|2||PCT International Search Report, mailed Aug. 17, 2007, in connection with International Application No. PCT/SE2007/000436.|
|U.S. Classification||250/338.5, 250/339.13|
|International Classification||G01N21/00, G01J5/02|
|Cooperative Classification||B60W2540/24, G01N21/3504, B60K28/06, G01N33/4972|

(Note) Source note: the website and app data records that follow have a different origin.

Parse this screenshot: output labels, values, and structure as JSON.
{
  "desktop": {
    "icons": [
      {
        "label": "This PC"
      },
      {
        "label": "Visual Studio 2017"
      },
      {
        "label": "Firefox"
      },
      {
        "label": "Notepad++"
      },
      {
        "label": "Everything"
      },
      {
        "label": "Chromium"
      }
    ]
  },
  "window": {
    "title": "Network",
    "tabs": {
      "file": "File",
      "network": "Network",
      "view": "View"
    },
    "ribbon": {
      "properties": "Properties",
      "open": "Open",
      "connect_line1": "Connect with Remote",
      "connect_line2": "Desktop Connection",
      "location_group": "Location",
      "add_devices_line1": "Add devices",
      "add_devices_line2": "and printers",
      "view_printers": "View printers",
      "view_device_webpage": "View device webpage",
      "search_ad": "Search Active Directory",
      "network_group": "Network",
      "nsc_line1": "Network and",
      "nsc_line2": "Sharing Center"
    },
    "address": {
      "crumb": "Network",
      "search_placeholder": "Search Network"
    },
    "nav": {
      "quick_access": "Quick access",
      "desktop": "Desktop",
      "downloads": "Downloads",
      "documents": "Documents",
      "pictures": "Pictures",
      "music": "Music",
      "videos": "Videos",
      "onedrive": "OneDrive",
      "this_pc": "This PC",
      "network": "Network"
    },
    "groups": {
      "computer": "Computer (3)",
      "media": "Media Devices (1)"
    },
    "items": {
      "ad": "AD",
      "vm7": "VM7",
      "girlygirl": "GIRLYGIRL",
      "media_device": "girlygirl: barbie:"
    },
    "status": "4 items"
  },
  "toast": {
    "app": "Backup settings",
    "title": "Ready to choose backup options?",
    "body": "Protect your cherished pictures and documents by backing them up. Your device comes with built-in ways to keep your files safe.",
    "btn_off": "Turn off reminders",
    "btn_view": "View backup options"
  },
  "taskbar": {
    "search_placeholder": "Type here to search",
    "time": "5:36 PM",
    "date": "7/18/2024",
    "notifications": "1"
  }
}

|European Classification||G01N21/35B, G01N33/497A, B60K28/06|